Document Update Performance


Updating a document to increment view counts (such as how many times a forum topic has been viewed,) should this be done by directly updating the document with the incremented value? Reason I ask is performance impact and if values would get overlapped in a high traffic environment (causing values not to be accurately tracked/incremented.)

Also, does updating a document take longer to update the larger its data becomes? Having a few million documents in a bucket is annoying, would be nice to put repetitive data in a document (such as multiple days of traffic data for a site in a single document rather than spread across multiple documents.)

Hopefully my post makes sense. Thanks for any insight.

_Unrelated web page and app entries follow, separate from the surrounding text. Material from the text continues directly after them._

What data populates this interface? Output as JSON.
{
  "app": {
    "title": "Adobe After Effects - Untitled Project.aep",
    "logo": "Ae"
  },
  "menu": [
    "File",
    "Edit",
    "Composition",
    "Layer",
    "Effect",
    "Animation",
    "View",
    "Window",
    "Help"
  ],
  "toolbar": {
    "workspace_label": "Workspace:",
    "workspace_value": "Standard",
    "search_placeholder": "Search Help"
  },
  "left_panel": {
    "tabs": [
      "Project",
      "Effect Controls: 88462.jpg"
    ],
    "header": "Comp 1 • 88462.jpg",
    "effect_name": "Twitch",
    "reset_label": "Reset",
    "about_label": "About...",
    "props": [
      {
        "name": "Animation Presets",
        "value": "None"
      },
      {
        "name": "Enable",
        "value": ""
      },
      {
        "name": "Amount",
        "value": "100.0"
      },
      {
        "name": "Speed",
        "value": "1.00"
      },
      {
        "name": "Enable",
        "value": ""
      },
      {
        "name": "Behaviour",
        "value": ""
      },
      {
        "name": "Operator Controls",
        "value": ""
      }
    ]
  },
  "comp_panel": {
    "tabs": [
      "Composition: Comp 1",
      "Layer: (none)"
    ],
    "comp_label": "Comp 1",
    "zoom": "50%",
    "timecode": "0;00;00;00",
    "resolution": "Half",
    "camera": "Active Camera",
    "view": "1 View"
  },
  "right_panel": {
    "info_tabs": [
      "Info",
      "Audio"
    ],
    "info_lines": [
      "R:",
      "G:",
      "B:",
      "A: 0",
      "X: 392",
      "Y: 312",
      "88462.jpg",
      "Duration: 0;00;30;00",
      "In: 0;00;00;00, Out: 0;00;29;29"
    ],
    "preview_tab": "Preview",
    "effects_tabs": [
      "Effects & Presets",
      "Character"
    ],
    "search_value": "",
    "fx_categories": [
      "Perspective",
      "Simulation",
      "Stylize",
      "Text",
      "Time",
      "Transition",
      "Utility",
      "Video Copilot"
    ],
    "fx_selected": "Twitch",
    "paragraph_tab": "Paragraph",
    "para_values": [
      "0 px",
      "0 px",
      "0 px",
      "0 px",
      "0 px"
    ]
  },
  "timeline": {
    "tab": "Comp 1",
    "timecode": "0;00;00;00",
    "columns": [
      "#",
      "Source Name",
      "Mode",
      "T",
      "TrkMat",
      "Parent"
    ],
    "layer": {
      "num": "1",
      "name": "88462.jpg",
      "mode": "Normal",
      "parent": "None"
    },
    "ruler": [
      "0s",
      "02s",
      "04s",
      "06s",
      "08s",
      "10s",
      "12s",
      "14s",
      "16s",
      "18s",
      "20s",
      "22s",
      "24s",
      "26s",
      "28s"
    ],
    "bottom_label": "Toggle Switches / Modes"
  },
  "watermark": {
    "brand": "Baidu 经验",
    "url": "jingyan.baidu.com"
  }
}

Hey, for the use case you describe, you could consider using an atomic counter. If you’re in Java, for example, here’s the SDK guide page for atomic counters:

With atomic counters the increment/decrement happens on the Couchbase side, rather than having you pull out a document, edit it in the application layer, and then write it back in.

If, for example, your forum topic had a key name of f::123456, you could then use a predictable key naming pattern so the counter would be a f::123456::counter or similar.

Larger documents do take longer to update, primarily due to the time it takes to transfer them over the network. There’s an upper-limit of 20MB on Couchbase documents for that reason, but in most cases you’ll want to keep your documents well below that.

Couchbase is designed for millions of documents, rather than a few very large documents.